(Website and app data records)

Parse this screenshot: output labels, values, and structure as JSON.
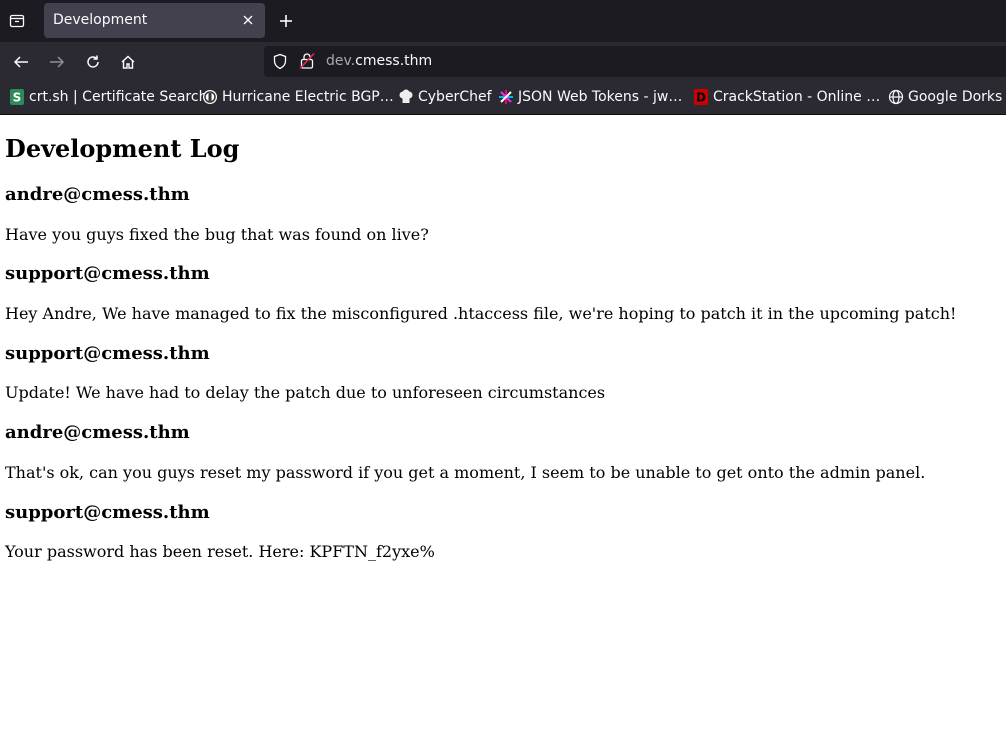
{
  "browser": {
    "tab_title": "Development",
    "url_subdomain": "dev.",
    "url_domain": "cmess.thm"
  },
  "bookmarks": [
    {
      "label": "crt.sh | Certificate Search",
      "icon": "crtsh-icon"
    },
    {
      "label": "Hurricane Electric BGP…",
      "icon": "hurricane-electric-icon"
    },
    {
      "label": "CyberChef",
      "icon": "cyberchef-icon"
    },
    {
      "label": "JSON Web Tokens - jw…",
      "icon": "jwt-icon"
    },
    {
      "label": "CrackStation - Online …",
      "icon": "crackstation-icon"
    },
    {
      "label": "Google Dorks fo",
      "icon": "globe-icon"
    }
  ],
  "page": {
    "title": "Development Log",
    "entries": [
      {
        "author": "andre@cmess.thm",
        "message": "Have you guys fixed the bug that was found on live?"
      },
      {
        "author": "support@cmess.thm",
        "message": "Hey Andre, We have managed to fix the misconfigured .htaccess file, we're hoping to patch it in the upcoming patch!"
      },
      {
        "author": "support@cmess.thm",
        "message": "Update! We have had to delay the patch due to unforeseen circumstances"
      },
      {
        "author": "andre@cmess.thm",
        "message": "That's ok, can you guys reset my password if you get a moment, I seem to be unable to get onto the admin panel."
      },
      {
        "author": "support@cmess.thm",
        "message": "Your password has been reset. Here: KPFTN_f2yxe%"
      }
    ]
  }
}
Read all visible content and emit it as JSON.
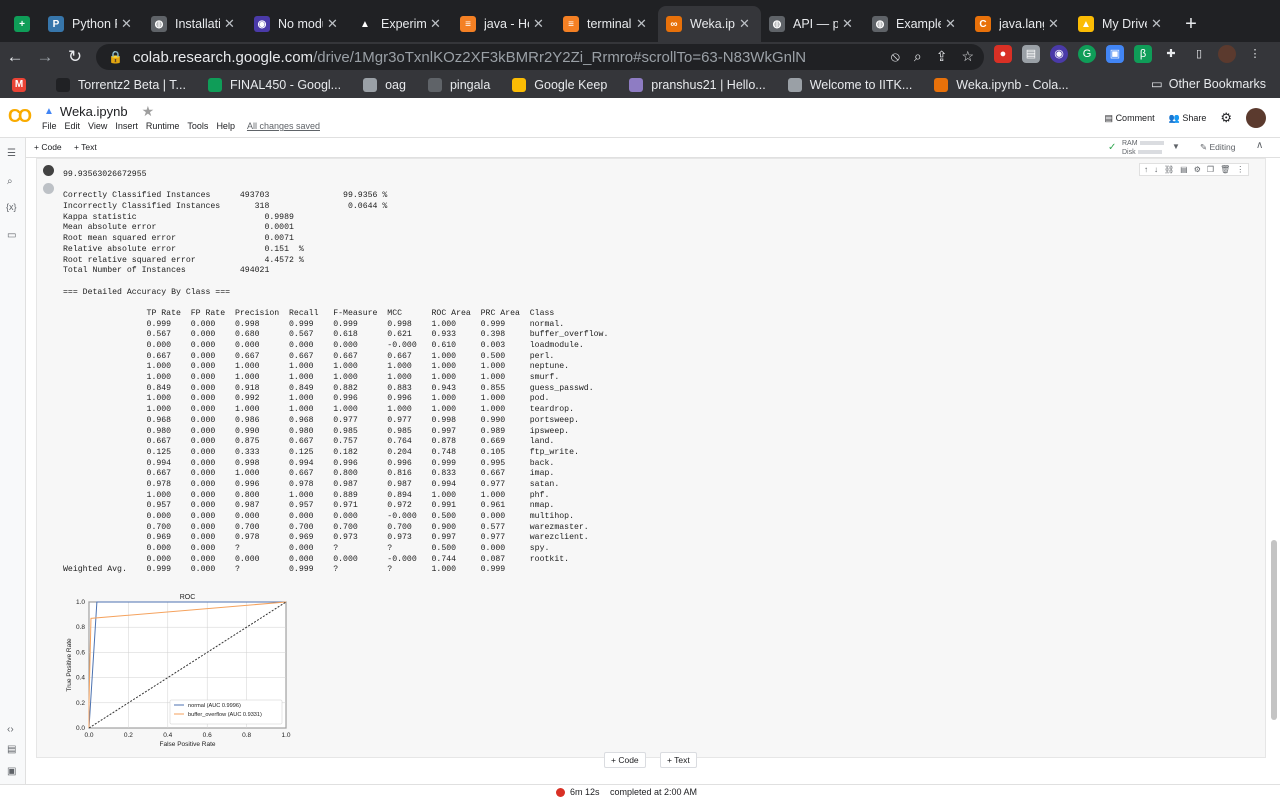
{
  "browser": {
    "tabs": [
      {
        "title": "",
        "color": "#0f9d58",
        "glyph": "+"
      },
      {
        "title": "Python R",
        "color": "#3776ab",
        "glyph": "P"
      },
      {
        "title": "Installatio",
        "color": "#5f6368",
        "glyph": "◍"
      },
      {
        "title": "No modu",
        "color": "#4a3aa8",
        "glyph": "◉"
      },
      {
        "title": "Experime",
        "color": "#202124",
        "glyph": "▲"
      },
      {
        "title": "java - Ho",
        "color": "#f48024",
        "glyph": "≡"
      },
      {
        "title": "terminal",
        "color": "#f48024",
        "glyph": "≡"
      },
      {
        "title": "Weka.ipy",
        "color": "#e8710a",
        "glyph": "∞"
      },
      {
        "title": "API — py",
        "color": "#5f6368",
        "glyph": "◍"
      },
      {
        "title": "Example",
        "color": "#5f6368",
        "glyph": "◍"
      },
      {
        "title": "java.lang",
        "color": "#e8710a",
        "glyph": "C"
      },
      {
        "title": "My Drive",
        "color": "#fbbc04",
        "glyph": "▲"
      }
    ],
    "url_host": "colab.research.google.com",
    "url_path": "/drive/1Mgr3oTxnlKOz2XF3kBMRr2Y2Zi_Rrmro#scrollTo=63-N83WkGnlN",
    "bookmarks": [
      {
        "label": "",
        "color": "#ea4335",
        "glyph": "M"
      },
      {
        "label": "Torrentz2 Beta | T...",
        "color": "#202124"
      },
      {
        "label": "FINAL450 - Googl...",
        "color": "#0f9d58"
      },
      {
        "label": "oag",
        "color": "#9aa0a6"
      },
      {
        "label": "pingala",
        "color": "#5f6368"
      },
      {
        "label": "Google Keep",
        "color": "#fbbc04"
      },
      {
        "label": "pranshus21 | Hello...",
        "color": "#8e7cc3"
      },
      {
        "label": "Welcome to IITK...",
        "color": "#9aa0a6"
      },
      {
        "label": "Weka.ipynb - Cola...",
        "color": "#e8710a"
      }
    ],
    "other_bookmarks": "Other Bookmarks"
  },
  "colab": {
    "filename": "Weka.ipynb",
    "menu": [
      "File",
      "Edit",
      "View",
      "Insert",
      "Runtime",
      "Tools",
      "Help"
    ],
    "saved": "All changes saved",
    "comment": "Comment",
    "share": "Share",
    "add_code": "+ Code",
    "add_text": "+ Text",
    "ram": "RAM",
    "disk": "Disk",
    "editing": "Editing"
  },
  "output": {
    "accuracy_line": "99.93563026672955",
    "summary": [
      "Correctly Classified Instances      493703               99.9356 %",
      "Incorrectly Classified Instances       318                0.0644 %",
      "Kappa statistic                          0.9989",
      "Mean absolute error                      0.0001",
      "Root mean squared error                  0.0071",
      "Relative absolute error                  0.151  %",
      "Root relative squared error              4.4572 %",
      "Total Number of Instances           494021"
    ],
    "detail_header": "=== Detailed Accuracy By Class ===",
    "table_header": "                 TP Rate  FP Rate  Precision  Recall   F-Measure  MCC      ROC Area  PRC Area  Class",
    "table_rows": [
      "                 0.999    0.000    0.998      0.999    0.999      0.998    1.000     0.999     normal.",
      "                 0.567    0.000    0.680      0.567    0.618      0.621    0.933     0.398     buffer_overflow.",
      "                 0.000    0.000    0.000      0.000    0.000      -0.000   0.610     0.003     loadmodule.",
      "                 0.667    0.000    0.667      0.667    0.667      0.667    1.000     0.500     perl.",
      "                 1.000    0.000    1.000      1.000    1.000      1.000    1.000     1.000     neptune.",
      "                 1.000    0.000    1.000      1.000    1.000      1.000    1.000     1.000     smurf.",
      "                 0.849    0.000    0.918      0.849    0.882      0.883    0.943     0.855     guess_passwd.",
      "                 1.000    0.000    0.992      1.000    0.996      0.996    1.000     1.000     pod.",
      "                 1.000    0.000    1.000      1.000    1.000      1.000    1.000     1.000     teardrop.",
      "                 0.968    0.000    0.986      0.968    0.977      0.977    0.998     0.990     portsweep.",
      "                 0.980    0.000    0.990      0.980    0.985      0.985    0.997     0.989     ipsweep.",
      "                 0.667    0.000    0.875      0.667    0.757      0.764    0.878     0.669     land.",
      "                 0.125    0.000    0.333      0.125    0.182      0.204    0.748     0.105     ftp_write.",
      "                 0.994    0.000    0.998      0.994    0.996      0.996    0.999     0.995     back.",
      "                 0.667    0.000    1.000      0.667    0.800      0.816    0.833     0.667     imap.",
      "                 0.978    0.000    0.996      0.978    0.987      0.987    0.994     0.977     satan.",
      "                 1.000    0.000    0.800      1.000    0.889      0.894    1.000     1.000     phf.",
      "                 0.957    0.000    0.987      0.957    0.971      0.972    0.991     0.961     nmap.",
      "                 0.000    0.000    0.000      0.000    0.000      -0.000   0.500     0.000     multihop.",
      "                 0.700    0.000    0.700      0.700    0.700      0.700    0.900     0.577     warezmaster.",
      "                 0.969    0.000    0.978      0.969    0.973      0.973    0.997     0.977     warezclient.",
      "                 0.000    0.000    ?          0.000    ?          ?        0.500     0.000     spy.",
      "                 0.000    0.000    0.000      0.000    0.000      -0.000   0.744     0.087     rootkit.",
      "Weighted Avg.    0.999    0.000    ?          0.999    ?          ?        1.000     0.999"
    ]
  },
  "chart_data": {
    "type": "line",
    "title": "ROC",
    "xlabel": "False Positive Rate",
    "ylabel": "True Positive Rate",
    "xlim": [
      0.0,
      1.0
    ],
    "ylim": [
      0.0,
      1.0
    ],
    "xticks": [
      "0.0",
      "0.2",
      "0.4",
      "0.6",
      "0.8",
      "1.0"
    ],
    "yticks": [
      "0.0",
      "0.2",
      "0.4",
      "0.6",
      "0.8",
      "1.0"
    ],
    "grid": true,
    "legend_position": "bottom-right",
    "series": [
      {
        "name": "normal  (AUC  0.9996)",
        "color": "#4c72b0",
        "x": [
          0.0,
          0.0,
          0.04,
          1.0
        ],
        "y": [
          0.0,
          0.0,
          1.0,
          1.0
        ]
      },
      {
        "name": "buffer_overflow  (AUC  0.9331)",
        "color": "#f5a25d",
        "x": [
          0.0,
          0.0,
          0.01,
          1.0
        ],
        "y": [
          0.0,
          0.2,
          0.87,
          1.0
        ]
      },
      {
        "name": "",
        "color": "#333333",
        "dashed": true,
        "x": [
          0.0,
          1.0
        ],
        "y": [
          0.0,
          1.0
        ]
      }
    ]
  },
  "footer": {
    "add_code": "+ Code",
    "add_text": "+ Text",
    "elapsed": "6m 12s",
    "completed": "completed at 2:00 AM"
  }
}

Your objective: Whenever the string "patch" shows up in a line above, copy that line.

Response box:
        "message": "Hey Andre, We have managed to fix the misconfigured .htaccess file, we're hoping to patch it in the upcoming patch!"
        "message": "Update! We have had to delay the patch due to unforeseen circumstances"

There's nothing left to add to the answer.